**TASK GOAL:**
Filter the listing below for "accent" and report every line that has it.

(DATASET CONTENT begins)

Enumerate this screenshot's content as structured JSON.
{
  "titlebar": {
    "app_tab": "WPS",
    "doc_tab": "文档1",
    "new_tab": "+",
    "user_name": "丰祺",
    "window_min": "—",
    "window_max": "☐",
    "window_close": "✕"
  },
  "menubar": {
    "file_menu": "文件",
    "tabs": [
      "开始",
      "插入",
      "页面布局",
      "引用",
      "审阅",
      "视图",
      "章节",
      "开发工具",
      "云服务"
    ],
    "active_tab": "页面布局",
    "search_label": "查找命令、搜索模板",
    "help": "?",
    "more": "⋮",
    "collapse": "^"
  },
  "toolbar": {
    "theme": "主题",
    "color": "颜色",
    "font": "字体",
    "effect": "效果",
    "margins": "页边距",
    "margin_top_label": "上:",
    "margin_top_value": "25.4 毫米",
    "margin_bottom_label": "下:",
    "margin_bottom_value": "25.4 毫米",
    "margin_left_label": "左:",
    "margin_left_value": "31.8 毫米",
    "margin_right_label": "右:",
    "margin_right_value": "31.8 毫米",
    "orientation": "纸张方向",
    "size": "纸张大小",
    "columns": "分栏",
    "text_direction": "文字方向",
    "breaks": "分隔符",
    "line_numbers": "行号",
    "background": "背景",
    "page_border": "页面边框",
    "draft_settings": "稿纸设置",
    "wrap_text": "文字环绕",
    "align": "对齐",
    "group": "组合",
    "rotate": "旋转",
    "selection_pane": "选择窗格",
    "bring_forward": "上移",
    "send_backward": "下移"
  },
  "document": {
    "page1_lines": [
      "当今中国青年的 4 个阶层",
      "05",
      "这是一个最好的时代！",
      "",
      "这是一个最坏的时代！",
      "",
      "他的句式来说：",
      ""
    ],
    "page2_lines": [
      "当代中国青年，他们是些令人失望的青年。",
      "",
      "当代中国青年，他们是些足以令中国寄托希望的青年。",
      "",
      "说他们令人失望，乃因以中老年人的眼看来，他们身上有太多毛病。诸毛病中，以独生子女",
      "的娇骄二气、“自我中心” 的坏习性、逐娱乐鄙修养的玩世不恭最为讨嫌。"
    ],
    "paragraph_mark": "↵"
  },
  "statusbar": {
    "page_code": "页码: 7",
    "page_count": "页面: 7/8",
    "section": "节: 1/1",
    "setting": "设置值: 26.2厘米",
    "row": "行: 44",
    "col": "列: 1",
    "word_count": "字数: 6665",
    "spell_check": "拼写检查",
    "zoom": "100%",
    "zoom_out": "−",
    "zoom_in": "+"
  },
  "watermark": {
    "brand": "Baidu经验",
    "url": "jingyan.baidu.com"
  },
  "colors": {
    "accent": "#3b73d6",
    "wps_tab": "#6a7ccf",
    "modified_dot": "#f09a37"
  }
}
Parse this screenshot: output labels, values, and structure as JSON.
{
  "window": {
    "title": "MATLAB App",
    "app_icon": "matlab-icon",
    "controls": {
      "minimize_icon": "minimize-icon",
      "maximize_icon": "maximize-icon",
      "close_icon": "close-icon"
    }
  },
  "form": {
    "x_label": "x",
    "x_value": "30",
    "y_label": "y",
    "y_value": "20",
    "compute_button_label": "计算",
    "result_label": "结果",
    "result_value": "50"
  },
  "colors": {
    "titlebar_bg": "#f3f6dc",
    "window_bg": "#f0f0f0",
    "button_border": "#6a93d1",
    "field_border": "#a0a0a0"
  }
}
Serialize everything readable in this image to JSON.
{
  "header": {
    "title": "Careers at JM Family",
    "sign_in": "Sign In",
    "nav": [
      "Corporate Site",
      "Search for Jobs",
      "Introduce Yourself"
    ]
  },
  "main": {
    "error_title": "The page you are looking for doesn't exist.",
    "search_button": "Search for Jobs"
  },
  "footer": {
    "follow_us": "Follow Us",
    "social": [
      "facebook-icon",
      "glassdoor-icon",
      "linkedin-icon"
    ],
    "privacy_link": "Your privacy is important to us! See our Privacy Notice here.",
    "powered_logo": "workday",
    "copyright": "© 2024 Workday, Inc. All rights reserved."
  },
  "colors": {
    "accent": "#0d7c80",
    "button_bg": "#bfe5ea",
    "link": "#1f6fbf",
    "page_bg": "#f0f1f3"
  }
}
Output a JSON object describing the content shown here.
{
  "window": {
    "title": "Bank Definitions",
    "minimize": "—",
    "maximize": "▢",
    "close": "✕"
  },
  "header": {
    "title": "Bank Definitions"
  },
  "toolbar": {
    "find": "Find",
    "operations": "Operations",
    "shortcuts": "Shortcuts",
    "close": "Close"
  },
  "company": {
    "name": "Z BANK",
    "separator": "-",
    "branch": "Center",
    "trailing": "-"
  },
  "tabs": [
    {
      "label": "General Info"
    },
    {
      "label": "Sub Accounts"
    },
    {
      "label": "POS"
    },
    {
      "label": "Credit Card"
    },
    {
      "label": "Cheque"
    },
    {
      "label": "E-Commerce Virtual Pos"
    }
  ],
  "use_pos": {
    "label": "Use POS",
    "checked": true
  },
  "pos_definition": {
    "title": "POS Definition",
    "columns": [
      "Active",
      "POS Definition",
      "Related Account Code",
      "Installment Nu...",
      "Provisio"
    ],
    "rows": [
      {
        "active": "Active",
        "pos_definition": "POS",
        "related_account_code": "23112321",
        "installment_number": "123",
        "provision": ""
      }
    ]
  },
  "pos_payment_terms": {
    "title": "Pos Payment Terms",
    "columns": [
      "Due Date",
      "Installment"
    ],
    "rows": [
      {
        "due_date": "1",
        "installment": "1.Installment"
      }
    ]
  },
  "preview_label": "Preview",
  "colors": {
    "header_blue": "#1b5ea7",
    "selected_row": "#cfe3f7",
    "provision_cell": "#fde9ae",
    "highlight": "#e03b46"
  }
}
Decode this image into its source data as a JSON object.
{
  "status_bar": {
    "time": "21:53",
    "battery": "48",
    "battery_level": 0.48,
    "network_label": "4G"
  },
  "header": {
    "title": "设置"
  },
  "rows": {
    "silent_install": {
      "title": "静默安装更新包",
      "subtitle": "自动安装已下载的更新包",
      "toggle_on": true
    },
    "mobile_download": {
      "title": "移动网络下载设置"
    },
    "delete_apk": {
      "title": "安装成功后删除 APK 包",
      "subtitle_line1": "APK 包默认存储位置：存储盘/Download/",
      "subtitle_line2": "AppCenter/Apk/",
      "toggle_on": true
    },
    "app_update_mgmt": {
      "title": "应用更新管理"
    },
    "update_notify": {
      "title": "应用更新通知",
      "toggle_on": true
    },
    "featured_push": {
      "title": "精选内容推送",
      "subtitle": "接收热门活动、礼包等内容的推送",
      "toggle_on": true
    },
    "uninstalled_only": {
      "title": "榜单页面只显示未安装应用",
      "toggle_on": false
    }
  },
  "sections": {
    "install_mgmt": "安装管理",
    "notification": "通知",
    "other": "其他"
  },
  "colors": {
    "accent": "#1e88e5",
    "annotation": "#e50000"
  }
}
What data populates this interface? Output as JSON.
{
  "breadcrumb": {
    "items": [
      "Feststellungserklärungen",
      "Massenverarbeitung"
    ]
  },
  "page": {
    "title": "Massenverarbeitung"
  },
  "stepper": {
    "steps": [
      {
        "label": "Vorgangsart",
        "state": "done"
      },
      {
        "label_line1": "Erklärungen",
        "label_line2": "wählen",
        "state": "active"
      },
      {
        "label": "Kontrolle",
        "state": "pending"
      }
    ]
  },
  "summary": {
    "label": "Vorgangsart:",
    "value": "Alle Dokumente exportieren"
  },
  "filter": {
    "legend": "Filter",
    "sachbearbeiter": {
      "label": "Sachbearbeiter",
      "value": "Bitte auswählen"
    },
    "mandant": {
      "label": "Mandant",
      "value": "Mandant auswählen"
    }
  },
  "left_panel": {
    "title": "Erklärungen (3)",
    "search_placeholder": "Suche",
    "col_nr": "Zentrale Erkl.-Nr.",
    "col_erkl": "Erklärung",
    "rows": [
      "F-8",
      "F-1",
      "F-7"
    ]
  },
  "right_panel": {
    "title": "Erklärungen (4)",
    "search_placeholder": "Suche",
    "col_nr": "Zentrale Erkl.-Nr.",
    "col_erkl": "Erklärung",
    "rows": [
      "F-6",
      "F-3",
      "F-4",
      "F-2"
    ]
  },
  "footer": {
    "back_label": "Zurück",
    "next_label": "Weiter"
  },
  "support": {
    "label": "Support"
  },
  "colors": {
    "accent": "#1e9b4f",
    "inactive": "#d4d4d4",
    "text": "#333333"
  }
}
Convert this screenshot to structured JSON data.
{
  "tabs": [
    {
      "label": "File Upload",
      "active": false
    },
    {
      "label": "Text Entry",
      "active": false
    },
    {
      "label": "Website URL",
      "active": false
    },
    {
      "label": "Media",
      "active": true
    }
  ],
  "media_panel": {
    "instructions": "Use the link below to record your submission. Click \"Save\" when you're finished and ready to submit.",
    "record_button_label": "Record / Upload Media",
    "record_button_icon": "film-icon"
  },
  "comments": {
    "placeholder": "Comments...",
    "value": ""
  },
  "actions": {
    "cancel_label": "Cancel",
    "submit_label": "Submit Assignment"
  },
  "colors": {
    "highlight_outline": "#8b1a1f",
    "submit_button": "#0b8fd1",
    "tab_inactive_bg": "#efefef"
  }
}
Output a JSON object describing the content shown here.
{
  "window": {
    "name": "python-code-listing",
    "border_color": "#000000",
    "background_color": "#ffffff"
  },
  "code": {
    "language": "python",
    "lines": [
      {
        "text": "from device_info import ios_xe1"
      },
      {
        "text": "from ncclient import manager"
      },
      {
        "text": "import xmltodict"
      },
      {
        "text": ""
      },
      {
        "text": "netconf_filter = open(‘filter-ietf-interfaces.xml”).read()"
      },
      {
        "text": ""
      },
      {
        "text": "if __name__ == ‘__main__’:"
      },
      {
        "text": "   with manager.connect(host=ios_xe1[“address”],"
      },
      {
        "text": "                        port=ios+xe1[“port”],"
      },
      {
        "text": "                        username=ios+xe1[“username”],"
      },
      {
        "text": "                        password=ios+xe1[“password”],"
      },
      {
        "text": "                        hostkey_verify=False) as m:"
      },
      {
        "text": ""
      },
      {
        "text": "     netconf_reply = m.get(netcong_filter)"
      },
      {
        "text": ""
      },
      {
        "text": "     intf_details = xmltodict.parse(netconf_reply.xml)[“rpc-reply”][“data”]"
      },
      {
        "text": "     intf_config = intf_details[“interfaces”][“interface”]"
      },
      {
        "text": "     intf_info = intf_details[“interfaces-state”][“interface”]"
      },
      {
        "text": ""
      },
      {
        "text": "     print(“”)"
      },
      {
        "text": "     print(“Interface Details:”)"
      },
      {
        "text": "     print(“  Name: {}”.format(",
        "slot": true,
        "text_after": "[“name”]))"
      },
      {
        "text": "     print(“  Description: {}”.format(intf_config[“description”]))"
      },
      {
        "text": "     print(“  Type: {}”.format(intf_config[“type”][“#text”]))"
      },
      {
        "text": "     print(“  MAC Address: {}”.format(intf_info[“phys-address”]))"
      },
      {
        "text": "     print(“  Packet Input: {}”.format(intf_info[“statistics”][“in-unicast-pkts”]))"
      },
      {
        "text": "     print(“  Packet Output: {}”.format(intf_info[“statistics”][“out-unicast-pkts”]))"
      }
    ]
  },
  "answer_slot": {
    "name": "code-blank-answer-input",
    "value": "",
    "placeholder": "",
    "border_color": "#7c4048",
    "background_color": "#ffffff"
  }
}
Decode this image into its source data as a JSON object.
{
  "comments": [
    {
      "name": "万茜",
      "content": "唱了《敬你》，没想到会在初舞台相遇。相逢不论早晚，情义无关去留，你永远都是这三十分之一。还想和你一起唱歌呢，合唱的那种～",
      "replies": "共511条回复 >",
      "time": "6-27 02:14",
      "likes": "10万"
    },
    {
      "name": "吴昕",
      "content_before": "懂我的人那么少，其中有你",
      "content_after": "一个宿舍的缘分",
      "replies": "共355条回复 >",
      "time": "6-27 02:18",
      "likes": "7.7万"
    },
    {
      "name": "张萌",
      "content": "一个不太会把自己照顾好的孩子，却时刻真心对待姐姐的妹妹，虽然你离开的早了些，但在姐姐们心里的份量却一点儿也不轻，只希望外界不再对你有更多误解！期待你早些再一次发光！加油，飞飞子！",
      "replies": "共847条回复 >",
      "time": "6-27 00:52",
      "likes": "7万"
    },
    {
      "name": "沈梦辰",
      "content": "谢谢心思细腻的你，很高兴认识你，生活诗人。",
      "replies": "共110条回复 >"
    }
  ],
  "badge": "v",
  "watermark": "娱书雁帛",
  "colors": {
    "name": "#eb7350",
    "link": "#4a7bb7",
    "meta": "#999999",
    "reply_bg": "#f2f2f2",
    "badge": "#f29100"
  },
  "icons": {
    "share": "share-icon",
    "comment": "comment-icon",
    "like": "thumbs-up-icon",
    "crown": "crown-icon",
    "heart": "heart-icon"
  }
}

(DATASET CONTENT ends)

**OUTPUT OF THE TASK:**
    "accent": "#3b73d6",
    "accent": "#0d7c80",
    "accent": "#1e88e5",
    "accent": "#1e9b4f",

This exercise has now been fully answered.